Varanasi is the holiest city for Hindus. The sunrise ceremony had thousands along the river praying and some were in the river praying. I never saw any religious event as intense as this. It is the oldest living city in the world and was the biggest cultural shock of the trip. Outside of Varanasi, Sarnath is one of the holiest sites for Buddhism. It was the site of Buddha's first sermon and has a tree grown from the Bodhi tree, Buddha gained enlightenment from.
NepalNepal has the good fortune to have highest point on planet Earth- Mount Everest. Conversely, the world's highest mountain chain has limited the land that can be used for agriculture and put a cap on their economic potential. For this reason, Nepal is dependent on foreign aid and tourism to survive.

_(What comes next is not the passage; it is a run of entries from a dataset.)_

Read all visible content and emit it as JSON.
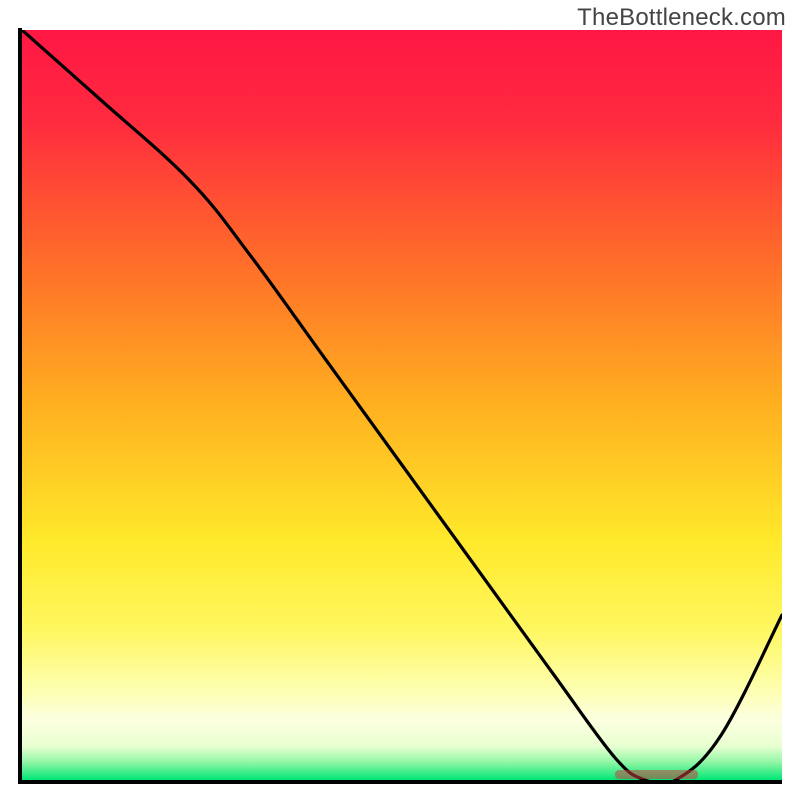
{
  "watermark": "TheBottleneck.com",
  "colors": {
    "gradient_stops": [
      {
        "offset": 0.0,
        "color": "#ff1744"
      },
      {
        "offset": 0.12,
        "color": "#ff2a3f"
      },
      {
        "offset": 0.3,
        "color": "#ff6a2a"
      },
      {
        "offset": 0.5,
        "color": "#ffb020"
      },
      {
        "offset": 0.68,
        "color": "#ffe92a"
      },
      {
        "offset": 0.8,
        "color": "#fff760"
      },
      {
        "offset": 0.88,
        "color": "#fdffb0"
      },
      {
        "offset": 0.92,
        "color": "#fcffe0"
      },
      {
        "offset": 0.955,
        "color": "#e8ffd0"
      },
      {
        "offset": 0.975,
        "color": "#98f7a8"
      },
      {
        "offset": 1.0,
        "color": "#00e676"
      }
    ],
    "curve": "#000000",
    "marker": "rgba(200,64,64,0.55)",
    "axis": "#000000"
  },
  "chart_data": {
    "type": "line",
    "title": "",
    "xlabel": "",
    "ylabel": "",
    "xlim": [
      0,
      100
    ],
    "ylim": [
      0,
      100
    ],
    "grid": false,
    "legend": false,
    "series": [
      {
        "name": "bottleneck-curve",
        "x": [
          0,
          10,
          22,
          30,
          40,
          50,
          60,
          70,
          78,
          82,
          86,
          92,
          100
        ],
        "values": [
          100,
          91,
          80,
          70,
          56,
          42,
          28,
          14,
          3,
          0,
          0,
          6,
          22
        ]
      }
    ],
    "annotations": [
      {
        "name": "min-plateau-marker",
        "x_start": 78,
        "x_end": 89,
        "y": 0.8
      }
    ]
  }
}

Arriving in Nepal was tense. It was the first time I crossed the border by land. Nepal was instantly different. It is less chaotic, there was less touts trying to sell something, and the land is untouched. At the border office, the Nepal border agent joyfully said, "Welcome to Nepal". That greeting made me realize that I was in Nepal. Nepal is on the other side of the Earth from Edmonton. It's famous for Everest and the Sherpas, and now I arrived in Nepal. The first stop was Lumbini, the birthplace of Buddha where I saw hundred of Buddha monks attend a pilgramage.
Chitwan Park was one of the main selling points of the trip. The pictures I saw of Elephants walking through the mist motivated me more to take this trip. The picture looked mystical and from a land not from this planet. The first elephants I saw were in the Elephant Breeding Centre. I was horrified to see the Elephants are chained to a post for the majority of the day in order to increase their numbers. Chitwan was humid and the walk was excruciating for me but worth it. The Rhino I saw on the hike was huge and the scenery was magical. In the morning, I saw the mist cover the jungle of Chitwan. The Elephant Ride was disappointing but I was still able to see several spotted deer and crocs.
Kathmandu was the last major spot of the trip. Kathmandu is famous as a major backpacking destination in Asia, and a departure point for Mount Everest climbs. Kathmandu's markets were what I expected. The constant bartering at every shop was tiring but a part of life in every city I visited. It was great to visit the Monkey Temple and other Buddhist temples where many climbers and Sherpas have visited for blessings before their Everest climbs. Outside of Kathmandu, I visited Bhandipur. It is a small town with many temples and a World Heritage town square. For this trip I took a small inflatable tiger I received as a birthday gift to take gag pictures of. Almost every kid wanted it and a father came up to me see his kid needed it. Madness and something that I didn't think would occur.
From Kathmandu, I saw Mount Everest on a scenic flight. The plane was old and noisy. I was terrified. But there couldn't have been a better ending the trip to see the Himalayas Mountain chain from the sky and being able to see Mount Everest was inspiring. Before I left I received a blessing and a scarf for my long journey back. The trip has made me more culturally aware and given me direct exposure to the developing world.
New York 2009